Psychologists who study information processing have identified and described several memory structures that clarify how our memory works. They include the sensory register, short-term memory, and long-term memory. Each structure varies as to how much information it can hold and for how long.
A description of how human process information typically begins with environmental stimuli. Our sense receptors are constantly stimulated by visual, auditory, tactile, olfactory, and gustatory stimuli. These experiences are initially recorded in the sensory register, so named because information is thought to be encoded there in the same form in which it was perceived. The purpose of the sensory register is to hold information one to three seconds. Information not recognized or otherwise selected by us disappears from the system. The sensory register can hold about twelve items of information at a time. Typists make extensive use of the sensory register in order to remember words just long enough to get them typed. If no further processing takes place, a typist’s ability to recall that information later is minimal. similarly, most of us have had the experience of reading an entire page of text, only to discover when we got to the bottom of the page, we couldn’t say anything about it except that we had indeed “read” every word.
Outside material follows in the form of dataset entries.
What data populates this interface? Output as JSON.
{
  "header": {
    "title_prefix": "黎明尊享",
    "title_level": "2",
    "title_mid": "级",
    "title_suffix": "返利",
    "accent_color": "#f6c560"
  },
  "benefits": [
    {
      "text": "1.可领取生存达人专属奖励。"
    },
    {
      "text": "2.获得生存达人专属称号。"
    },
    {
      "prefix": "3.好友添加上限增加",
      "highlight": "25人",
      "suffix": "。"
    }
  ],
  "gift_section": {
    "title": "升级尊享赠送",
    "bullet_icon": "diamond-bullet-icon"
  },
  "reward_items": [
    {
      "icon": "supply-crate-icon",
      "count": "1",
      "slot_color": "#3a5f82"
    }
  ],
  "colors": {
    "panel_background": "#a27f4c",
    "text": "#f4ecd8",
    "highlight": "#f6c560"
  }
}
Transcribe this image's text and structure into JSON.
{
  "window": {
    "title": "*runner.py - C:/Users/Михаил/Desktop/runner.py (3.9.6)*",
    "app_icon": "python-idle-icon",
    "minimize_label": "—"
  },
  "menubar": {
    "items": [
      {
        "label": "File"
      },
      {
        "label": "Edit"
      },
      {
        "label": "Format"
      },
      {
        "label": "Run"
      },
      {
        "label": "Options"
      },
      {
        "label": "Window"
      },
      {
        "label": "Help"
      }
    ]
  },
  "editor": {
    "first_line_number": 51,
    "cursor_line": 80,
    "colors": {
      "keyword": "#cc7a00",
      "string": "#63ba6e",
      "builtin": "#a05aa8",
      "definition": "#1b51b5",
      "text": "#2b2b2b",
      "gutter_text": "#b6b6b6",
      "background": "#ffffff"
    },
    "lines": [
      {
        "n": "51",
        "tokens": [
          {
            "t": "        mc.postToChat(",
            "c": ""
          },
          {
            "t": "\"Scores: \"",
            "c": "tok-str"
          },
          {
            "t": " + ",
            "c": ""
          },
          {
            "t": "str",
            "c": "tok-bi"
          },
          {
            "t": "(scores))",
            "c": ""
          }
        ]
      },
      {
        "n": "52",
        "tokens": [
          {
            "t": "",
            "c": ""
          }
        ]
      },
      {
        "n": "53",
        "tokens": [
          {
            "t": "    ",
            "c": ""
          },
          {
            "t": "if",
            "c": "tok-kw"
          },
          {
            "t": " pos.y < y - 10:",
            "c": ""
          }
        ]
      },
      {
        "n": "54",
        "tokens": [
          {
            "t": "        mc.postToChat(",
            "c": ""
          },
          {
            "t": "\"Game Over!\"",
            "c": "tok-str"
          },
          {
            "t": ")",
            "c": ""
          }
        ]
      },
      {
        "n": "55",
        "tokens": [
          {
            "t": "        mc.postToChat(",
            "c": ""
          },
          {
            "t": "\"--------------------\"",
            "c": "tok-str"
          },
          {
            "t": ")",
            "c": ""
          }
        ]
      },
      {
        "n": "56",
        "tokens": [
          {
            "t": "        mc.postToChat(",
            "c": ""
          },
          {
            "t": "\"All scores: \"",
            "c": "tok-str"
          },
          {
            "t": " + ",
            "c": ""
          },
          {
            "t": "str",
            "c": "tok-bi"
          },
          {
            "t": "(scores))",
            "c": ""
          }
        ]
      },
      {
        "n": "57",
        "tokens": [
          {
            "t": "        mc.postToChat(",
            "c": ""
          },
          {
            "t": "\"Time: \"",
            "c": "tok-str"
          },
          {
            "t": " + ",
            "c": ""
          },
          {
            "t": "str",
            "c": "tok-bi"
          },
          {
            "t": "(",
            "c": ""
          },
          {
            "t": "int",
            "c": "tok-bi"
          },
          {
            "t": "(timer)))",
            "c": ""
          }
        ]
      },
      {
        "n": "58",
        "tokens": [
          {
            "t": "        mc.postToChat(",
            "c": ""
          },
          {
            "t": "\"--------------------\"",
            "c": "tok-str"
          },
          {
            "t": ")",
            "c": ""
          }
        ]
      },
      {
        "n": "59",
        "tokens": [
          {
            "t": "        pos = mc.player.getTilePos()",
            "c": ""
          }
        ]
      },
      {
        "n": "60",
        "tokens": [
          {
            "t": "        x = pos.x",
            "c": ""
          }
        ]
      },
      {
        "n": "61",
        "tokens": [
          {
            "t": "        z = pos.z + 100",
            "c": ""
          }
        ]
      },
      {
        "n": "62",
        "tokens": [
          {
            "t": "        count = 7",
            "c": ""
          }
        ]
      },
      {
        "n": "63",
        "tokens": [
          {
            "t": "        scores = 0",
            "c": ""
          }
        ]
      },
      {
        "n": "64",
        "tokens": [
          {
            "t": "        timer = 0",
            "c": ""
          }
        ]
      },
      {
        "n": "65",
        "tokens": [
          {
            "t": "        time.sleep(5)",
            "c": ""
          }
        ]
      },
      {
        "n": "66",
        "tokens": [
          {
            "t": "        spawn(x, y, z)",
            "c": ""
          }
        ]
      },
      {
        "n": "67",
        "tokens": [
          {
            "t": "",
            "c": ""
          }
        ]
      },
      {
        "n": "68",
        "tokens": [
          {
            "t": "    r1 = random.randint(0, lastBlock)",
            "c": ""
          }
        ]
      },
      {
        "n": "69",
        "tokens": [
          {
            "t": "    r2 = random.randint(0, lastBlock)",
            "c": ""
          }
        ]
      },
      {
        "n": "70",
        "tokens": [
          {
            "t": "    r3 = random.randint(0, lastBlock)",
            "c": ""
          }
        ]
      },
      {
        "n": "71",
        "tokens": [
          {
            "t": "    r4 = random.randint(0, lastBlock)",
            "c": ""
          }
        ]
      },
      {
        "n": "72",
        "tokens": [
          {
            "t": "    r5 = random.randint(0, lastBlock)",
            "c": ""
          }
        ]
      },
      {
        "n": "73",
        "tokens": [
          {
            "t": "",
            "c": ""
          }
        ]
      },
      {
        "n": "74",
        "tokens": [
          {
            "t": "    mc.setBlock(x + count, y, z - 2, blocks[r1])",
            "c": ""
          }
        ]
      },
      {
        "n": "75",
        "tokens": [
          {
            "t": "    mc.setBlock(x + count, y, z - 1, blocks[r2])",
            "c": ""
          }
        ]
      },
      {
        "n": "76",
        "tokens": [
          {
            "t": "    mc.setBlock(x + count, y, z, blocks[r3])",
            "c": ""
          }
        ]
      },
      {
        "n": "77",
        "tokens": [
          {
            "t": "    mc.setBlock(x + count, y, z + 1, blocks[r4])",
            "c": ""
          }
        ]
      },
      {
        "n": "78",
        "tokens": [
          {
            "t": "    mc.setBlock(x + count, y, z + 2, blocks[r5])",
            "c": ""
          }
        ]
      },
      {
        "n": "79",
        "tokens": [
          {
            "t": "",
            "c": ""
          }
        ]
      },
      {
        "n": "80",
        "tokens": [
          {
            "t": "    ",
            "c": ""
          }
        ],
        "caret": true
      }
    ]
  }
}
Once information has been recognized as meaningful, it is sent to short-term memory. In this case, short-term is approximately 20 seconds, while this may seem surprising, it can be easily demonstrated. If you were asked to dial an unfamiliar phone number, received a busy signal, and were distracted by something or else for 15 to 20 seconds, chances are you would have forgotten the number at that point. Short-term memory is often referred to as “working” memory.
Most cognitive psychologists believe that the storage capacity of long-term memory is unlimited and contains a permanent record of everything an individual has learned and experienced. Information is encoded there to enhance its meaningfulness and organization so that it can be easily retrieved when necessary.
What is the purpose of the passage?
to explain how our memory processes information.
to describe the sensory register.
to explain why we sometimes forget information.
to compare short-term and long-term memory.
Correct answer: A
Question: What is the purpose of the text?
A. Explain how our memory processes information
B. Description of the information receiving department
C. Explain why we sometimes forget information
D. Comparison of short-term memory and long-term memory
We see in the very first sentence that the text has a purpose:
Psychologists who study information processing have identified and described several memory structures that clarify how our memory works.
Psychologists who study information processing have identified and described many memory structures that help clarify how our memory works. Thus, we can infer answer A. The remaining options are just a small idea in the text.